> **REQUIRED WORK**: Each line from the one that has "Enumerate this screenshot's" through the end of the entries below must be written out exactly; leave out all other lines.

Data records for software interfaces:
· · · · · · ·
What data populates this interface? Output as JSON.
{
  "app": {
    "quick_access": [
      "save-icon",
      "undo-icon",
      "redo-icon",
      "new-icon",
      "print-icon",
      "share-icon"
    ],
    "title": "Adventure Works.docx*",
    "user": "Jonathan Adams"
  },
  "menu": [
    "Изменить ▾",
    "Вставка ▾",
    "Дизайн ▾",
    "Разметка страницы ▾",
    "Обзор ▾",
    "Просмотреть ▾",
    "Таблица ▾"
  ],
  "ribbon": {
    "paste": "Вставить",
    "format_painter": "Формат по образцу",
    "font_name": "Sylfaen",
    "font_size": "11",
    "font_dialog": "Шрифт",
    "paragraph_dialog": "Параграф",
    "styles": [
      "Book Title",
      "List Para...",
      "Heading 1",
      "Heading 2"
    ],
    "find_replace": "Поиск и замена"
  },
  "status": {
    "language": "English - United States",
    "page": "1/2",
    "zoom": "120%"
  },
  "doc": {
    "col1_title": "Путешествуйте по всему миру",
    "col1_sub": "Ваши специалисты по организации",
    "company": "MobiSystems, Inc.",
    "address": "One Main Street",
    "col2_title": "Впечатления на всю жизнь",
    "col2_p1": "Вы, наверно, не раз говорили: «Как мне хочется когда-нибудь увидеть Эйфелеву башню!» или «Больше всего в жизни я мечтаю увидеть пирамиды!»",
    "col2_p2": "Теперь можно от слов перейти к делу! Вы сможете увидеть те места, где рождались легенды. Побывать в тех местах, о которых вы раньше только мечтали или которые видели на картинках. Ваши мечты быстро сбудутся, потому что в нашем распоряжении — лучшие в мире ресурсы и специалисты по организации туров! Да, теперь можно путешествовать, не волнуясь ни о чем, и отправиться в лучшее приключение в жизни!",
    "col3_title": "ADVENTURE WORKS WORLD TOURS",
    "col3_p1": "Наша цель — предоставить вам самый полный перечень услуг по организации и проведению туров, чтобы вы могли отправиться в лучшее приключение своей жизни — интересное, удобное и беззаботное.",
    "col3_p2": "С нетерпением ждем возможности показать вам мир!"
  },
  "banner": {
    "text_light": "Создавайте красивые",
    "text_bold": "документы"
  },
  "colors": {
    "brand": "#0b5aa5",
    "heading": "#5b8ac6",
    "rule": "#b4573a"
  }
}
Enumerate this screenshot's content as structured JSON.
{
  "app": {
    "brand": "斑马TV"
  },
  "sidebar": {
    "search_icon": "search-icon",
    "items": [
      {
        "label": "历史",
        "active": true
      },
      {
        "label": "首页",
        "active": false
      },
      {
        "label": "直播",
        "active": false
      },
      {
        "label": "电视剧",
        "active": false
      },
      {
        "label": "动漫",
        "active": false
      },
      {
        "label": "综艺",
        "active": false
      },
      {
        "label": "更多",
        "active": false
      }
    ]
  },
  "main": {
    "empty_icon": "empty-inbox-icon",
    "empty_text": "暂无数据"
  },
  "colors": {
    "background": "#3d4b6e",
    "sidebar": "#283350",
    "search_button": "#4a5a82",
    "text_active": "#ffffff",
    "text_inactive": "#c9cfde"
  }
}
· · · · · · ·
> **EXERCISE RESPONSE**:
Enumerate this screenshot's content as structured JSON.
{
  "app": {
    "brand": "斑马TV"
  },
  "sidebar": {
    "search_icon": "search-icon",
    "items": [
      {
        "label": "历史",
        "active": true
      },
      {
        "label": "首页",
        "active": false
      },
      {
        "label": "直播",
        "active": false
      },
      {
        "label": "电视剧",
        "active": false
      },
      {
        "label": "动漫",
        "active": false
      },
      {
        "label": "综艺",
        "active": false
      },
      {
        "label": "更多",
        "active": false
      }
    ]
  },
  "main": {
    "empty_icon": "empty-inbox-icon",
    "empty_text": "暂无数据"
  },
  "colors": {
    "background": "#3d4b6e",
    "sidebar": "#283350",
    "search_button": "#4a5a82",
    "text_active": "#ffffff",
    "text_inactive": "#c9cfde"
  }
}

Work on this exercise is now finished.